▸ WORK TO BE COMPLETED:
Show every line of the data that contains the string "members".
-- RECORDS PROVIDED follows --
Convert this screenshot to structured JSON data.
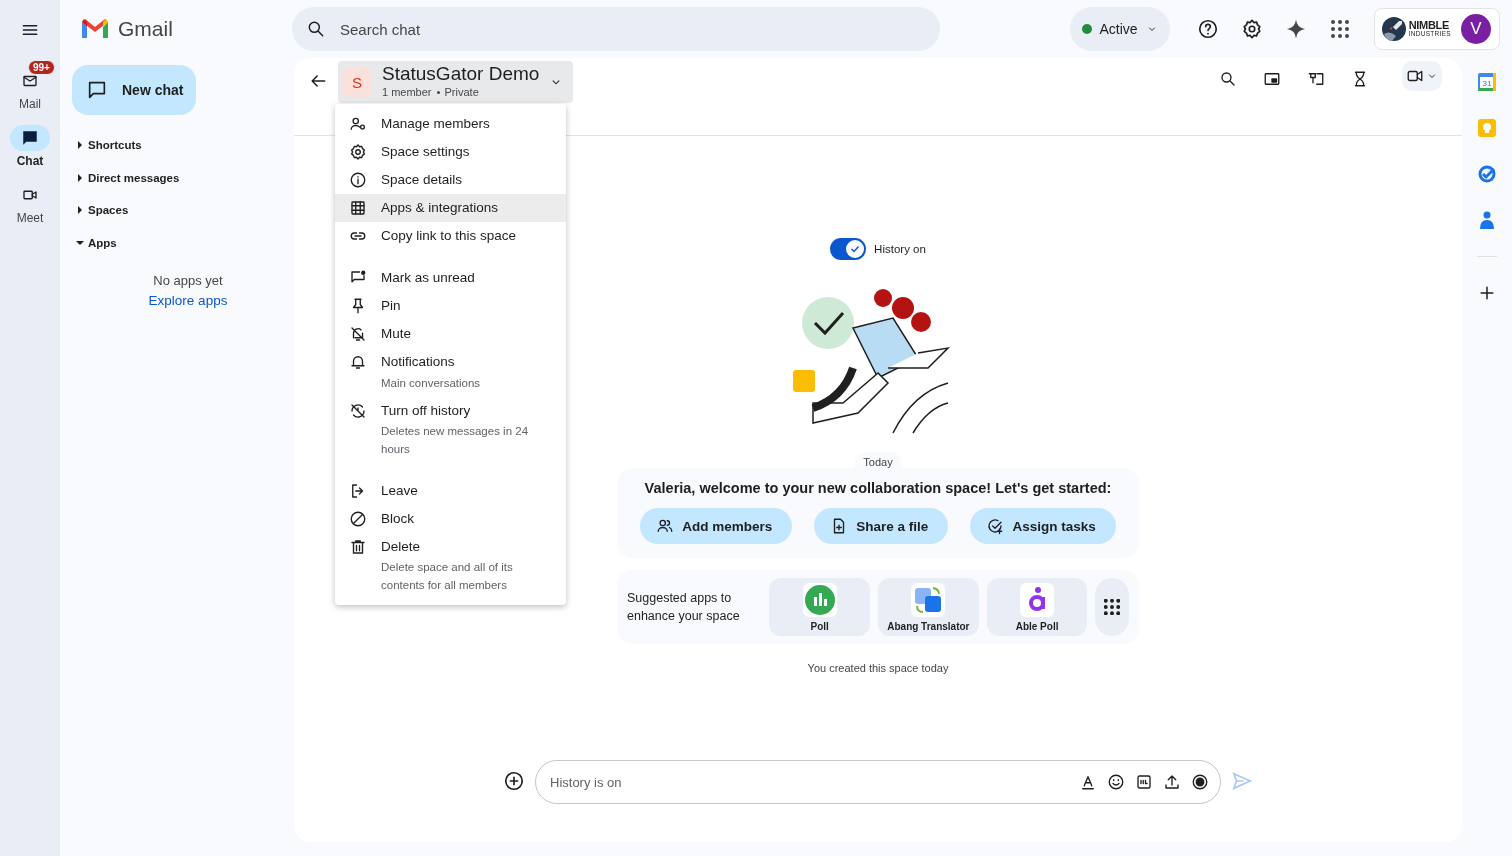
{
  "app_rail": {
    "items": [
      {
        "label": "Mail",
        "badge": "99+",
        "selected": false
      },
      {
        "label": "Chat",
        "selected": true
      },
      {
        "label": "Meet",
        "selected": false
      }
    ]
  },
  "nav": {
    "brand": "Gmail",
    "new_chat": "New chat",
    "sections": [
      {
        "label": "Shortcuts",
        "expanded": false
      },
      {
        "label": "Direct messages",
        "expanded": false
      },
      {
        "label": "Spaces",
        "expanded": false
      },
      {
        "label": "Apps",
        "expanded": true
      }
    ],
    "empty_text": "No apps yet",
    "explore_link": "Explore apps"
  },
  "top_bar": {
    "search": {
      "placeholder": "Search chat"
    },
    "status": "Active",
    "org_logo": {
      "name": "NIMBLE",
      "tagline": "INDUSTRIES"
    },
    "avatar": "V"
  },
  "space": {
    "avatar": "S",
    "name": "StatusGator Demo",
    "members": "1 member",
    "visibility": "Private"
  },
  "menu": {
    "groups": [
      {
        "items": [
          {
            "label": "Manage members",
            "selected": false
          },
          {
            "label": "Space settings",
            "selected": false
          },
          {
            "label": "Space details",
            "selected": false
          },
          {
            "label": "Apps & integrations",
            "selected": true
          },
          {
            "label": "Copy link to this space",
            "selected": false
          }
        ]
      },
      {
        "items": [
          {
            "label": "Mark as unread",
            "selected": false
          },
          {
            "label": "Pin",
            "selected": false
          },
          {
            "label": "Mute",
            "selected": false
          },
          {
            "label": "Notifications",
            "sublabel": "Main conversations",
            "selected": false
          },
          {
            "label": "Turn off history",
            "sublabel": "Deletes new messages in 24 hours",
            "selected": false
          }
        ]
      },
      {
        "items": [
          {
            "label": "Leave",
            "selected": false
          },
          {
            "label": "Block",
            "selected": false
          },
          {
            "label": "Delete",
            "sublabel": "Delete space and all of its contents for all members",
            "selected": false
          }
        ]
      }
    ]
  },
  "history": {
    "label": "History on",
    "on": true
  },
  "date": "Today",
  "welcome": {
    "text": "Valeria, welcome to your new collaboration space! Let's get started:",
    "actions": [
      "Add members",
      "Share a file",
      "Assign tasks"
    ]
  },
  "suggested": {
    "label": "Suggested apps to enhance your space",
    "apps": [
      {
        "name": "Poll"
      },
      {
        "name": "Abang Translator"
      },
      {
        "name": "Able Poll"
      }
    ]
  },
  "created_note": "You created this space today",
  "composer": {
    "placeholder": "History is on"
  },
  "right_rail": {
    "calendar_day": "31"
  }
}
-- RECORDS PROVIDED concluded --
▸ ANSWER SPACE:
    "members": "1 member",
            "label": "Manage members",
            "sublabel": "Delete space and all of its contents for all members",
      "Add members",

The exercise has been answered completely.